In a year of transition in the business and investment in the future, the Board supported major initiatives such as the development of the next generation IT system, Fusion. This will enhance and support all our administrative activities. Capital investment decisions of this scale are not taken lightly. However, the Board has faith in the management team’s capacity to successfully implement these advancements.

The Board and Executive Committee worked together to determine the strategic direction for the short and medium term. We are certain we have the right team in place to lead the Group through this period of change.

I also welcome the entrepreneurial spirit of Antoine Van Buuren as Chief Executive Officer, to the Board of AfroCentric.


The current trend of increasing costs cannot be sustained, and is not in the best interests of the nation. The private sector accounts for 50% of the total national spend on healthcare, but provides services to less than 20% of the population. This is a inequitable system in a society striving for a fairer distribution of wealth and social benefit.
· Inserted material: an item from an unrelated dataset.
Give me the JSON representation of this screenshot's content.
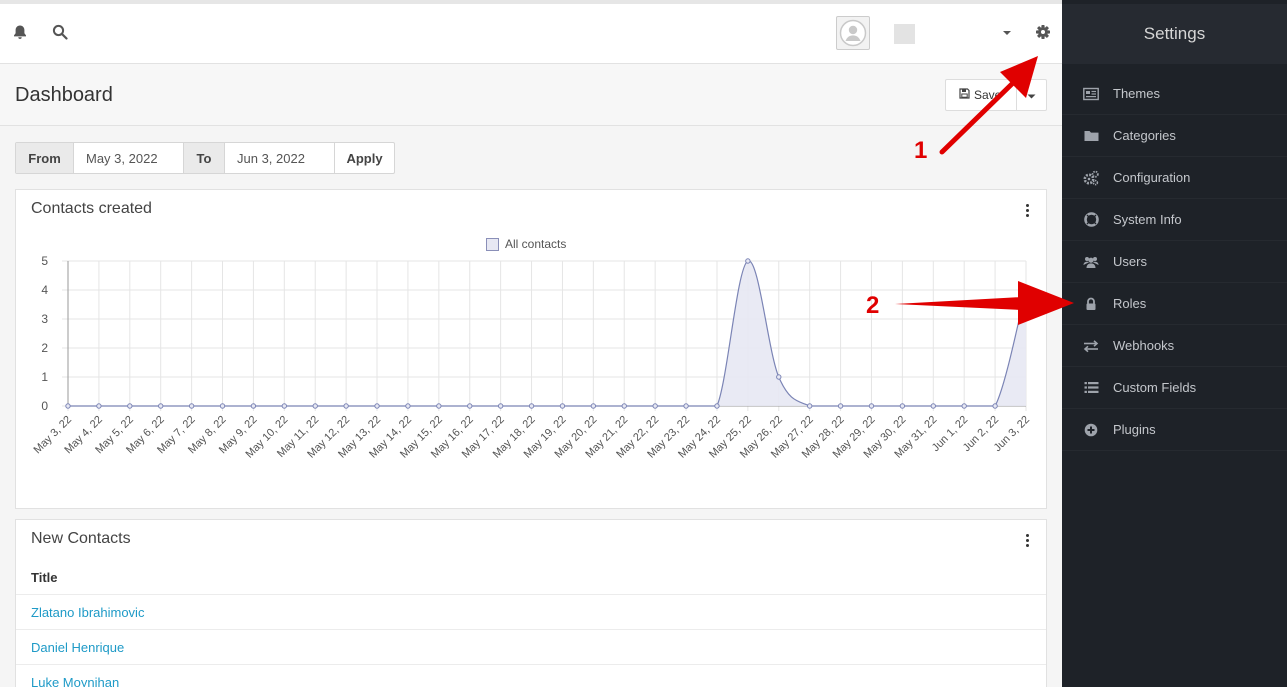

We believe the Competition Commission’s recommendations will help to reduce healthcare costs; but it is the NHI that will level the playing field.

Our focus for the foreseeable future is on delivering value for the healthcare Rand. Consolidation is key, and AfroCentric intends to lead the way. We will drive efficiencies throughout the healthcare value chain and support the government, as appropriate, in the transformation of health service delivery in South Africa.


Thank you to all who make AfroCentric Group what it is: our management team, employees, clients, service providers, and shareholders, without whom we could not do business. I recognise our outgoing Chief Executive Officer, Dewald Dempers, for his dedication to the business during his term of office. I wish his successor, Antoine Van Buuren, every success.

I am delighted to announce that Medscheme and its clients secured the vast majority of awards at the Board of Healthcare Funders (“BHF”) Titanium Awards Gala event. Medscheme received the awards for Service excellence in healthcare administration, Service excellence in managed healthcare and BHF member of the year.

Finally, I thank you to the rest of the Board of Directors for their guidance and support in the leadership of the Company, and the stewardship they provide to our
executive team.

Dr Anna Mokgokong